Of them, I only have completed two: Emily St John Mandel's excellent break-out novel, Station Eleven and the Marilynne Robinson's literary masterpiece, Lila. But just because I didn't finish reading the other three doesn't mean that I didn't like them. On the contrary, I very much liked what I read of them. One of the things about being a bookseller that might seem strange to a civilian, is that in addition to reading the things I like, I also have an obligation to read widely, beyond my personal preferences, so that I can better serve my customers.
I also am one of the four readers for my bookstore's signed First Editions Club, where we select one work of literary fiction each month and send signed copies to our club members. For this part of my job, I have to read the first 50-75 pages of an additional 6-8 books each month (on average), all on my own time outside of work. For obvious reasons, I cannot finish them all, so even when I like a book, if I have a coworker who has finished it, I'm less inclined to spend more of my time to complete it. Why? Because now I have a secondary repository of book knowledge to rely on: I can recommend a book to a customer when I know that Nancy (or Hannah or whomever) has loved it and why she has loved it.
(On a slightly braggadocian note, of the five NBA books on the short lit, our First Editions Club committee picked three of them. And if we'd had our way with getting signed copies of another one, there would have been a fourth, but the author either wasn't touring or wasn't in the US when we wanted to pick the book. Go, us!)
So, with all of that being said, here are my thoughts on the National Book Award finalists for fiction in 2014:
An Unnecessary Woman by Rabih Alameddine is wonderful, telling a very quiet story of older woman living in Beirut who has translated one book per year from the world literary canon into Arabic. I read about half of this book and very reluctantly put it down. Not only does the author paint a vivid portrait of the cultural importance of Beirut, along with its devastations during the wars, but we get the importance of translation itself, along with its intricate give and take.
I read the first 100 pages or so of Anthony Doerr's All the Light We Cannot See, which is set during World War II. I've noticed tons of reviews of this book popping up since it was published in April of this year, and two of my coworkers read it and loved it, so I felt less guilty putting this one down than I otherwise would have.

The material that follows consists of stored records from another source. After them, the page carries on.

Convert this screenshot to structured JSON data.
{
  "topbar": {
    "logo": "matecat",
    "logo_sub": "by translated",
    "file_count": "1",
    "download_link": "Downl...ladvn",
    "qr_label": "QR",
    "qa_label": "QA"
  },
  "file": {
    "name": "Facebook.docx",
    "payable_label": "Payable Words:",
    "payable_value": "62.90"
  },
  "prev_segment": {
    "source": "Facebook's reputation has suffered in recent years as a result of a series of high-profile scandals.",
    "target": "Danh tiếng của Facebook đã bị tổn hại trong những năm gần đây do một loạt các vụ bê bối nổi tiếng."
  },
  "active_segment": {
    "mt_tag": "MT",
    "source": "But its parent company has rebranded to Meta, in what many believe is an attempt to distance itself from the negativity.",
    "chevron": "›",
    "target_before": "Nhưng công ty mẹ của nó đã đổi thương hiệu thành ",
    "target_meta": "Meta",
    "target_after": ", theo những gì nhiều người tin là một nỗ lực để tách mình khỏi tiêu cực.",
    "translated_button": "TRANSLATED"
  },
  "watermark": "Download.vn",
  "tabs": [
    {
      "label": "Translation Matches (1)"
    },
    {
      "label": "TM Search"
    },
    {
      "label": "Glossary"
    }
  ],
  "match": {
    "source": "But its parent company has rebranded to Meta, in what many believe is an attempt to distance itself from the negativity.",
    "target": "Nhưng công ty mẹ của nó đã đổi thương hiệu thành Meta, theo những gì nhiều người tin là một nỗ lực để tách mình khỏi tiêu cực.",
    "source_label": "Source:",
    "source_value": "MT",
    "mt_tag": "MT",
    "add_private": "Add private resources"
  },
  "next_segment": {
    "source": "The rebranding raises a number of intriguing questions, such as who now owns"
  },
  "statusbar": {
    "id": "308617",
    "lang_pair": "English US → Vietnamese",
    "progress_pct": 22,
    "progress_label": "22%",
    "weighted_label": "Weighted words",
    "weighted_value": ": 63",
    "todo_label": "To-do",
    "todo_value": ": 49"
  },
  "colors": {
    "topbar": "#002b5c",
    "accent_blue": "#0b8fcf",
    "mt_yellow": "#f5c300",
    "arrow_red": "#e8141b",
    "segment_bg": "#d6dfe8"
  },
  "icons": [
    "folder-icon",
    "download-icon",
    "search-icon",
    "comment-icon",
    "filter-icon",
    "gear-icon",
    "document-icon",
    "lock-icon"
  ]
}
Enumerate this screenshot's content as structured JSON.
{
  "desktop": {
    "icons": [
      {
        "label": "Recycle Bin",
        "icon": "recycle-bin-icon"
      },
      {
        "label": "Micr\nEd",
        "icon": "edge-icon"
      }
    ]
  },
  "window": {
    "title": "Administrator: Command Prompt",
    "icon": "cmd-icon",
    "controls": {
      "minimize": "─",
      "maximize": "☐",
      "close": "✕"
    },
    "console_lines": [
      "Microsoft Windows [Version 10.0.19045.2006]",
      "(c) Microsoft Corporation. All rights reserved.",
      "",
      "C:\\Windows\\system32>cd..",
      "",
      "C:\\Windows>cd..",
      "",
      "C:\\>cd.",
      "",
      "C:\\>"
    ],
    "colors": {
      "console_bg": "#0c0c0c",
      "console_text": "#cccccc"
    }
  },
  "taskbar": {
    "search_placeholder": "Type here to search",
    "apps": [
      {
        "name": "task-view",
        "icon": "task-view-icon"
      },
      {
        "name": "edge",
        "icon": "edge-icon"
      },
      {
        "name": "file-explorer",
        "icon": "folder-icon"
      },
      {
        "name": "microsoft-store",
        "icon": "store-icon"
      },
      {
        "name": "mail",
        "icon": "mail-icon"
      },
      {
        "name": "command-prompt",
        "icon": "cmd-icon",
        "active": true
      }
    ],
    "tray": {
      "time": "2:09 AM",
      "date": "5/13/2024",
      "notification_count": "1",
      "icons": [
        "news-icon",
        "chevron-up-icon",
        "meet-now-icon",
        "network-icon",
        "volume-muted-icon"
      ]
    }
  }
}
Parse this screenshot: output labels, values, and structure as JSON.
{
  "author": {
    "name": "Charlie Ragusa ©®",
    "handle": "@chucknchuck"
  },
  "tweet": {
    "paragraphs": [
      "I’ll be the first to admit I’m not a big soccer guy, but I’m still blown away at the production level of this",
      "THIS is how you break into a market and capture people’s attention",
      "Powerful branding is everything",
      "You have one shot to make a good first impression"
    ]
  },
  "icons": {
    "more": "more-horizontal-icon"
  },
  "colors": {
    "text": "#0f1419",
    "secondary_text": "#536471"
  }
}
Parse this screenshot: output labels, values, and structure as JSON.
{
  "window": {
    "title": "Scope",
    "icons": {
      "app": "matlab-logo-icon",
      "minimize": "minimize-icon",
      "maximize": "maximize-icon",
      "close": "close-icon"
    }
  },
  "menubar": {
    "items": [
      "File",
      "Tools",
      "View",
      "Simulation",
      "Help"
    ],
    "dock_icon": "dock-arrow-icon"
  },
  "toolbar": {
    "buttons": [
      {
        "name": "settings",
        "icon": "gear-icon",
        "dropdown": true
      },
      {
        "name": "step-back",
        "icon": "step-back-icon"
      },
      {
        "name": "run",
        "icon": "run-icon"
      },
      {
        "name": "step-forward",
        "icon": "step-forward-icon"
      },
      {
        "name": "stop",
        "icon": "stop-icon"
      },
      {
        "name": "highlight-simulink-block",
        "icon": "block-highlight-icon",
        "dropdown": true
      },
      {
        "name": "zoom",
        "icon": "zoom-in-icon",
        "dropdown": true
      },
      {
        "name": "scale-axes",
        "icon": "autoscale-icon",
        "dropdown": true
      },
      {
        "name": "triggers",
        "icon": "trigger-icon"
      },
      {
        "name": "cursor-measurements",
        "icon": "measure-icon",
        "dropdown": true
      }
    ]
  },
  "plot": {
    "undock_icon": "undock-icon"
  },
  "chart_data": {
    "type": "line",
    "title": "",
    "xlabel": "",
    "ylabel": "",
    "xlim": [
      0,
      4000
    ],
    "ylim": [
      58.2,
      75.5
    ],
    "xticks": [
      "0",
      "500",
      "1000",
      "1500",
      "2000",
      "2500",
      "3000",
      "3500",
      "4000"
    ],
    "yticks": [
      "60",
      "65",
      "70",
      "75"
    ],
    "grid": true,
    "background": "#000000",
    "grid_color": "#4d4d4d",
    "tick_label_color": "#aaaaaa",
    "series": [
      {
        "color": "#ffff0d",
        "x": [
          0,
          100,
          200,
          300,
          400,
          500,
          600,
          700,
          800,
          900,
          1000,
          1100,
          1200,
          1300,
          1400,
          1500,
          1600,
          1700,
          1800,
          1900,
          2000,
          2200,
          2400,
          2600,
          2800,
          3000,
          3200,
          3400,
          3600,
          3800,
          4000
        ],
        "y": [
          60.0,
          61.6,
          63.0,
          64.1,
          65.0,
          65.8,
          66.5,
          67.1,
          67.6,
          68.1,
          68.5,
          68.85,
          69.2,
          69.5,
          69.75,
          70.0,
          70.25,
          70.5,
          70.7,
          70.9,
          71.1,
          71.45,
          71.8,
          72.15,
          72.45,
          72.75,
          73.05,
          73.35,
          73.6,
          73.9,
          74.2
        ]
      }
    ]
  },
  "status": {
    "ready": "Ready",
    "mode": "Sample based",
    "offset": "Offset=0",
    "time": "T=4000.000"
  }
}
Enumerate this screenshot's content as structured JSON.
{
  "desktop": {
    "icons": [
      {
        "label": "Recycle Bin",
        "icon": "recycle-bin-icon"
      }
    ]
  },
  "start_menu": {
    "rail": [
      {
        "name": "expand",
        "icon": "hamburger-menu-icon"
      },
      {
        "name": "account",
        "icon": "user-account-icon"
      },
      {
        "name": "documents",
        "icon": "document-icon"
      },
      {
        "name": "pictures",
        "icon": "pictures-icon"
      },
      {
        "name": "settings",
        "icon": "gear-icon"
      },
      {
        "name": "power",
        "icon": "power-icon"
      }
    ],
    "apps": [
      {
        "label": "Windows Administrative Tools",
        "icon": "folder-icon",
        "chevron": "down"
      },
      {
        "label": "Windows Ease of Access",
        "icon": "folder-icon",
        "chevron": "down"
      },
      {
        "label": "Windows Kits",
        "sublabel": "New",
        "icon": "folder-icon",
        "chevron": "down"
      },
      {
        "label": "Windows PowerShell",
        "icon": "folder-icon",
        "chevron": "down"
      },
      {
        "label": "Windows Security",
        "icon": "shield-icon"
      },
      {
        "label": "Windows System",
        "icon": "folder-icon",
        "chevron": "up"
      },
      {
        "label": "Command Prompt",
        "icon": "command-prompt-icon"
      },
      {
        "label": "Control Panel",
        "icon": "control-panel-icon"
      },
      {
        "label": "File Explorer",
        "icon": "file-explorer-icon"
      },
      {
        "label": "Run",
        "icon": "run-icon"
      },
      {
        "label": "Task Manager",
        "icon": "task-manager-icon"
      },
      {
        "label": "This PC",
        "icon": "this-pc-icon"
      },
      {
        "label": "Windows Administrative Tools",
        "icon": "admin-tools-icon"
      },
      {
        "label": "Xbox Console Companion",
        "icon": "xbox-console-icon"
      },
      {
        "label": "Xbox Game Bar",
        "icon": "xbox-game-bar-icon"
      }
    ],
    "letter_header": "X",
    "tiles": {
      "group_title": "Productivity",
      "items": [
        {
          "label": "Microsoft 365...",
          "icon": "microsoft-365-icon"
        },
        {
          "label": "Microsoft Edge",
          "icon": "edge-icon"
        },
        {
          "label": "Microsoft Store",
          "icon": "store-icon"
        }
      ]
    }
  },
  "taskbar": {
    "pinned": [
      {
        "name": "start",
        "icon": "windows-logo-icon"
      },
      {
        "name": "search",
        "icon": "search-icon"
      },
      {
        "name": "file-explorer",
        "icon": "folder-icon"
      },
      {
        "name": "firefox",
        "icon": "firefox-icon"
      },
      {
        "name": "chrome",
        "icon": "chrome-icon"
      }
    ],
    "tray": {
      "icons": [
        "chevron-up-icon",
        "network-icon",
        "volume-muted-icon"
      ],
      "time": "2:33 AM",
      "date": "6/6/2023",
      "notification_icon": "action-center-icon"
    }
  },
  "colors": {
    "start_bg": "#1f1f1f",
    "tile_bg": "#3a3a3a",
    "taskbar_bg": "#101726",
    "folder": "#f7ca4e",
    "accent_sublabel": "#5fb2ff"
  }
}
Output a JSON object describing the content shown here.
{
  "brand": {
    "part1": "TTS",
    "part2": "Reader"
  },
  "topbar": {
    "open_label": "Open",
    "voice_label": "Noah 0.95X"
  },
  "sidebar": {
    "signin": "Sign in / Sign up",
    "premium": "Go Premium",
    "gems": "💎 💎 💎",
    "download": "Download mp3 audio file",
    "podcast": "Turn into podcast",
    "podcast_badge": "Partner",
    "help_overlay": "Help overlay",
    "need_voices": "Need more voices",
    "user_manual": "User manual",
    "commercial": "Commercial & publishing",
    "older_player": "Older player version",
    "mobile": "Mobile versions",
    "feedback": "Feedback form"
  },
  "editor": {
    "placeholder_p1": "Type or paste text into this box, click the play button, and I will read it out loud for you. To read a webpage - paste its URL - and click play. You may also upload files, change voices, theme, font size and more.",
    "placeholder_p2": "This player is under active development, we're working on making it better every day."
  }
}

Short story collections don't often go head to head with novels for the major literary awards, but Phil Klay's debut collection, Redeployment, is handily able to take on the powerhouses. As the title suggests, these are soldiers' stories, particularly in Iraq and Afghanistan. I read the first two of them and they were extremely well done, and though ultimately this was not the book for me, I'm happy I bought a signed, first edition of it when I visited Nashville earlier this year.
I've been reading Emily St John Mandel's books since she first published Last Night in Montreal in 2009. I'm thrilled for her that her hopeful post-apocalyptic novel, Station Eleven, is getting the critical acclaim that indie booksellers have been giving her for years. I think this book ties with the Anthony Doerr for having the most widespread appeal to general readers. I would put either book into the hands of almost any fiction reader.
Lila by Marilynne Robinson concludes her trilogy set in the small town Gilead, Iowa, of yesteryear. Like the Alameddine, it's a quiet story, largely the imagined inner life of the title character. I also happen to think that Lila ties with An Unnecessary Woman for being the most literary of the finalists, and thus if I had to make a prediction for the winner, it would be one of these two.
NB: Edited to add this -- It doesn't hurt that Marilynne Robinson is basically the winningest American novelist, ever. For her last four books published (3 novels, one nonfiction), she has won six major literary awards: PEN/Hemingway, the Pulitzer (2x), the National Book Award, the National Book Critics Circle Award, and the Orange Prize. That's not counting the lesser-known awards, or the major awards she was a finalist for but for which she didn't win. Dayum.